2010 年 2010 巻 28 号 p. 201-217
This paper aims to examine the changing nature of the Japanese and Tokyo's political system, which have driven spatial reformation and resulted in socio-spatial polarization in Tokyo after the bubble economy burst.
By analyzing the policy changes, this paper reveals three points. Firstly, the destruction of inter-area redistribution system and the new market-oriented, urban development policy demonstrate the neoliberalizaion of Japanese “developmental state.” The government has reduced “inefficient” public investment in rural area and concentrated investment in Tokyo to promote large-scale development project by private firms. Though the Japanese government has still guided development, the political system became different from a “developmental state.”
Secondly, spatial reformation of Tokyo has been enabled through neoliberal reformation in other realm by Tokyo Metropolitan Government (TMG). TMG has placed top priority on spatial reformation to become a “Global City” at the expense of welfare, medical services and education.
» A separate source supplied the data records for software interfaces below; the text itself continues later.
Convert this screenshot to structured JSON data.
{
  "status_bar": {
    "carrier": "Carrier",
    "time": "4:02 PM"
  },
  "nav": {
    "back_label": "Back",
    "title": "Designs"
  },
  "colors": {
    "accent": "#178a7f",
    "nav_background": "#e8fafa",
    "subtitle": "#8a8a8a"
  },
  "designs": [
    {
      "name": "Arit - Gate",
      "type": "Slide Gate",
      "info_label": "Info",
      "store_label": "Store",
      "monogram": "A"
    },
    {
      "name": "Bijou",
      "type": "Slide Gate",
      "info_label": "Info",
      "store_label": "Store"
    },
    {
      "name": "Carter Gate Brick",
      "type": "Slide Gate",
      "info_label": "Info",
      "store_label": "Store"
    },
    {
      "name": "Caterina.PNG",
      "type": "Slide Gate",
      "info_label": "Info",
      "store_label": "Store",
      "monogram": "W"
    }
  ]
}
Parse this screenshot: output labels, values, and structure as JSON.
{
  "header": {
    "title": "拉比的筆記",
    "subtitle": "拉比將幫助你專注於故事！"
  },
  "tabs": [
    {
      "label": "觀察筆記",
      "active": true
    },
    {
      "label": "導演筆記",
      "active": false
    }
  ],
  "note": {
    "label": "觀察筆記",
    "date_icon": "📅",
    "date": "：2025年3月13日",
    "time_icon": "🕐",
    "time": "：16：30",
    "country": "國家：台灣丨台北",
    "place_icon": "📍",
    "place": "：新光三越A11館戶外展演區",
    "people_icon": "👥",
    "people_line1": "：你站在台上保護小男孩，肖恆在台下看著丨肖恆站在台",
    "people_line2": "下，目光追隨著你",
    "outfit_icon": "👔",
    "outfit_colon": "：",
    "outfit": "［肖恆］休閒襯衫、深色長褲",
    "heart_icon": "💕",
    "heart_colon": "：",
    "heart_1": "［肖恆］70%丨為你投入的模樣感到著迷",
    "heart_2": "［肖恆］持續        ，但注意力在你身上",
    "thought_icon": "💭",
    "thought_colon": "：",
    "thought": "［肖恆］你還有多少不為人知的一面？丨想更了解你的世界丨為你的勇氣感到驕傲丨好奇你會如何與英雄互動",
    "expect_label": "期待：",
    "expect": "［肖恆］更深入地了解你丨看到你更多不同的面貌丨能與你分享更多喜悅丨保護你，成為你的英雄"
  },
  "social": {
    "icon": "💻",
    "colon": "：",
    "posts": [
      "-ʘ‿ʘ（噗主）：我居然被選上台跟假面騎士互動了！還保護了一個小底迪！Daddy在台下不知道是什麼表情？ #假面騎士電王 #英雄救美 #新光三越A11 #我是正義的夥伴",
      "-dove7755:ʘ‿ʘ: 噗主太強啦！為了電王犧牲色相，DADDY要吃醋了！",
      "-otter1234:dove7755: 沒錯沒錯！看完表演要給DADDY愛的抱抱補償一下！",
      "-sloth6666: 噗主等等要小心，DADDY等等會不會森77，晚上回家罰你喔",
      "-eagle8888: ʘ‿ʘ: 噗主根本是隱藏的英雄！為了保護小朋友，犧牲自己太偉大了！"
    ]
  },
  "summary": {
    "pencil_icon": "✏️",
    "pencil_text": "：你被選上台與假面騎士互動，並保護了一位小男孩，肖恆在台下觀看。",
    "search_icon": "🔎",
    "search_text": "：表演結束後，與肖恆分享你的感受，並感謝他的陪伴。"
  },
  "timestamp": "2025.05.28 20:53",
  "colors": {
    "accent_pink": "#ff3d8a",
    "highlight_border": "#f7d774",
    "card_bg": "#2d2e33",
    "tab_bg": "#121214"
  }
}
Finally, fiscal crisis and fear of losing international status have urged the Japanese government and TMG for neoliberal reform. Tokyo's deteriorating competitiveness will continue to provide a further motive for exploring neoliberal strategies.